READ ALSO: ‘Mixed feelings’ – British citizens in Europe finally get right to vote for life

Defining the practicalities

Under the new law, Britons living abroad will have to register to vote in the last place they were registered in the UK. This means that people who have never lived in the UK will be ineligible to vote, regardless of how long they have been overseas, while those who left when they were children will be able to use a parent or guardian’s address.

But given that the UK does not require residents to register with local councils, how to prove previous UK residence? “Typical documents accepted as a proof of residence are Council tax or utilities bills, but not everyone will have them or will have kept them in an international move,” says Fiona Godfrey, co-founder of the British in Europe coalition.

Ballot papers are pictured in stacks in a count centre as part of the 2019 UK general election. (Photo by ANDY BUCHANAN / AFP)

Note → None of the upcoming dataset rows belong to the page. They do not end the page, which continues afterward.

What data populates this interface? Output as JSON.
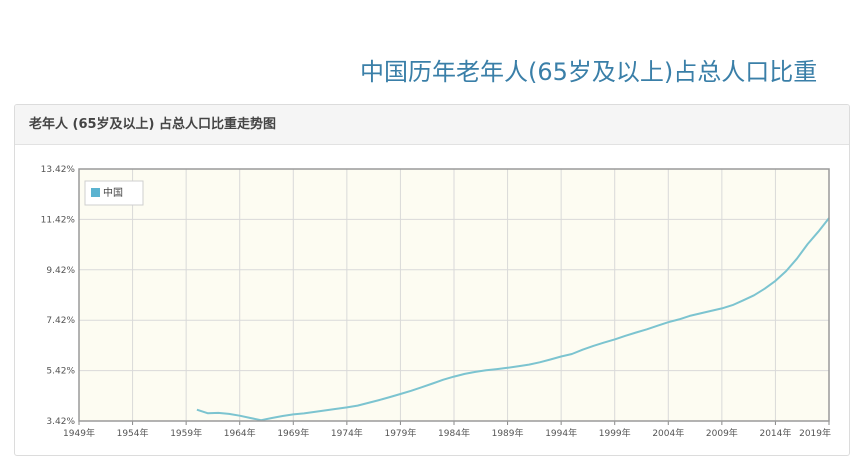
{
  "page": {
    "title": "中国历年老年人(65岁及以上)占总人口比重"
  },
  "panel": {
    "heading": "老年人 (65岁及以上) 占总人口比重走势图"
  },
  "colors": {
    "line": "#7cc4d0",
    "legend_swatch": "#5bb3d0",
    "plot_bg": "#fdfcf2",
    "grid": "#d9d9d9",
    "title": "#3a7fa8"
  },
  "chart_data": {
    "type": "line",
    "title": "老年人 (65岁及以上) 占总人口比重走势图",
    "xlabel": "",
    "ylabel": "",
    "xlim": [
      1949,
      2019
    ],
    "ylim": [
      3.42,
      13.42
    ],
    "grid": true,
    "legend_position": "top-left",
    "y_ticks": [
      {
        "value": 3.42,
        "label": "3.42%"
      },
      {
        "value": 5.42,
        "label": "5.42%"
      },
      {
        "value": 7.42,
        "label": "7.42%"
      },
      {
        "value": 9.42,
        "label": "9.42%"
      },
      {
        "value": 11.42,
        "label": "11.42%"
      },
      {
        "value": 13.42,
        "label": "13.42%"
      }
    ],
    "x_ticks": [
      {
        "value": 1949,
        "label": "1949年"
      },
      {
        "value": 1954,
        "label": "1954年"
      },
      {
        "value": 1959,
        "label": "1959年"
      },
      {
        "value": 1964,
        "label": "1964年"
      },
      {
        "value": 1969,
        "label": "1969年"
      },
      {
        "value": 1974,
        "label": "1974年"
      },
      {
        "value": 1979,
        "label": "1979年"
      },
      {
        "value": 1984,
        "label": "1984年"
      },
      {
        "value": 1989,
        "label": "1989年"
      },
      {
        "value": 1994,
        "label": "1994年"
      },
      {
        "value": 1999,
        "label": "1999年"
      },
      {
        "value": 2004,
        "label": "2004年"
      },
      {
        "value": 2009,
        "label": "2009年"
      },
      {
        "value": 2014,
        "label": "2014年"
      },
      {
        "value": 2019,
        "label": "2019年"
      }
    ],
    "series": [
      {
        "name": "中国",
        "x": [
          1960,
          1961,
          1962,
          1963,
          1964,
          1965,
          1966,
          1967,
          1968,
          1969,
          1970,
          1971,
          1972,
          1973,
          1974,
          1975,
          1976,
          1977,
          1978,
          1979,
          1980,
          1981,
          1982,
          1983,
          1984,
          1985,
          1986,
          1987,
          1988,
          1989,
          1990,
          1991,
          1992,
          1993,
          1994,
          1995,
          1996,
          1997,
          1998,
          1999,
          2000,
          2001,
          2002,
          2003,
          2004,
          2005,
          2006,
          2007,
          2008,
          2009,
          2010,
          2011,
          2012,
          2013,
          2014,
          2015,
          2016,
          2017,
          2018,
          2019
        ],
        "y": [
          3.87,
          3.73,
          3.74,
          3.7,
          3.63,
          3.54,
          3.45,
          3.54,
          3.62,
          3.68,
          3.72,
          3.78,
          3.84,
          3.9,
          3.96,
          4.03,
          4.14,
          4.25,
          4.37,
          4.49,
          4.62,
          4.76,
          4.91,
          5.06,
          5.18,
          5.29,
          5.37,
          5.43,
          5.48,
          5.53,
          5.59,
          5.66,
          5.75,
          5.86,
          5.98,
          6.08,
          6.25,
          6.4,
          6.53,
          6.66,
          6.8,
          6.93,
          7.06,
          7.2,
          7.34,
          7.45,
          7.59,
          7.69,
          7.79,
          7.89,
          8.02,
          8.21,
          8.41,
          8.67,
          8.98,
          9.37,
          9.86,
          10.44,
          10.93,
          11.47
        ]
      }
    ]
  }
}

Other questions concern how people will effectively cast their ballot. UK citizens overseas will be able to vote by post or by proxy or in person at their polling station if they are in the UK at the time of the election. However, few people are likely to travel to the UK for an election and in the past there have problems and delays with postal voting.

The Electoral Commission has recommended that overseas electors appoint a proxy to vote on their behalf. But who could that be for people who have been away from their constituency for a long time?

New secondary legislation will have to answer these questions, defining how to be included in the electoral roll and how to exercise the voting right in practice.

According to British in Europe, the government should present draft legislation in the first half of the year so that the parliament can adopt it before summer and registrations of overseas voters can start in the autumn.

British in Europe survey

British in Europe are currently running a survey to understand the difficulties UK citizens abroad may face in the registration and voting process, as well as their intention to participate in elections.

The survey asks for instance which documents people can access to prove their previous residence in the UK, what problems they had voting in the past, and if and how they plan to vote in the future.

“We need to get an up-to-date picture of British citizens living around the world and have information to make recommendations to the government, as it prepares secondary legislation,” Godfrey said. “If millions of people will exercise their voting rights, there will be consequences for council registration offices, post office and authorities that will manage the process, among other things” she argued.

The right to vote concerns only UK parliamentary elections and national referendums, not elections in the devolved administrations of Scotland, Wales and Northern Ireland, or at local level.

The survey is open to UK citizens living anywhere in the world and is available at this link.